(Data about app and page elements)
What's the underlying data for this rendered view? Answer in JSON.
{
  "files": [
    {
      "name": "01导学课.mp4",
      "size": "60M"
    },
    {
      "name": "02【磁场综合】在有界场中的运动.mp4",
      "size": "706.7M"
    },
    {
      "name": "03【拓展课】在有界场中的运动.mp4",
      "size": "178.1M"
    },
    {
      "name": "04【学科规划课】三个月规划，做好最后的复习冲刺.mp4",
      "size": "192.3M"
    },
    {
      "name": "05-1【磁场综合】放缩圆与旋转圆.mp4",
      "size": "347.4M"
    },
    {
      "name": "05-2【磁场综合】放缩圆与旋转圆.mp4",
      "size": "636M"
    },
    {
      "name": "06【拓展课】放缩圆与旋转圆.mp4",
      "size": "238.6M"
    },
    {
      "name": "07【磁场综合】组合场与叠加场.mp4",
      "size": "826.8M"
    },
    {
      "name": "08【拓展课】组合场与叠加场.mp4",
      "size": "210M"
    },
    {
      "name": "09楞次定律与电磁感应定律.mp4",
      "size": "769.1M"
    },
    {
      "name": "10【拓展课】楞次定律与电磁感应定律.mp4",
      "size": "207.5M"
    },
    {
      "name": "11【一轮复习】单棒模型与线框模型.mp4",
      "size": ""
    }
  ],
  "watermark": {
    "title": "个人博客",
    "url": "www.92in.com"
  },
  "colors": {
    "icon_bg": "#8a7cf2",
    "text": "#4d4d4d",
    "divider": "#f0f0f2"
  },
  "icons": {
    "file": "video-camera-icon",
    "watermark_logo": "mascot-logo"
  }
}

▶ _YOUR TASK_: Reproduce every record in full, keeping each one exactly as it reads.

▶ _RESPONSE AREA_:
What's the underlying data for this rendered view? Answer in JSON.
{
  "files": [
    {
      "name": "01导学课.mp4",
      "size": "60M"
    },
    {
      "name": "02【磁场综合】在有界场中的运动.mp4",
      "size": "706.7M"
    },
    {
      "name": "03【拓展课】在有界场中的运动.mp4",
      "size": "178.1M"
    },
    {
      "name": "04【学科规划课】三个月规划，做好最后的复习冲刺.mp4",
      "size": "192.3M"
    },
    {
      "name": "05-1【磁场综合】放缩圆与旋转圆.mp4",
      "size": "347.4M"
    },
    {
      "name": "05-2【磁场综合】放缩圆与旋转圆.mp4",
      "size": "636M"
    },
    {
      "name": "06【拓展课】放缩圆与旋转圆.mp4",
      "size": "238.6M"
    },
    {
      "name": "07【磁场综合】组合场与叠加场.mp4",
      "size": "826.8M"
    },
    {
      "name": "08【拓展课】组合场与叠加场.mp4",
      "size": "210M"
    },
    {
      "name": "09楞次定律与电磁感应定律.mp4",
      "size": "769.1M"
    },
    {
      "name": "10【拓展课】楞次定律与电磁感应定律.mp4",
      "size": "207.5M"
    },
    {
      "name": "11【一轮复习】单棒模型与线框模型.mp4",
      "size": ""
    }
  ],
  "watermark": {
    "title": "个人博客",
    "url": "www.92in.com"
  },
  "colors": {
    "icon_bg": "#8a7cf2",
    "text": "#4d4d4d",
    "divider": "#f0f0f2"
  },
  "icons": {
    "file": "video-camera-icon",
    "watermark_logo": "mascot-logo"
  }
}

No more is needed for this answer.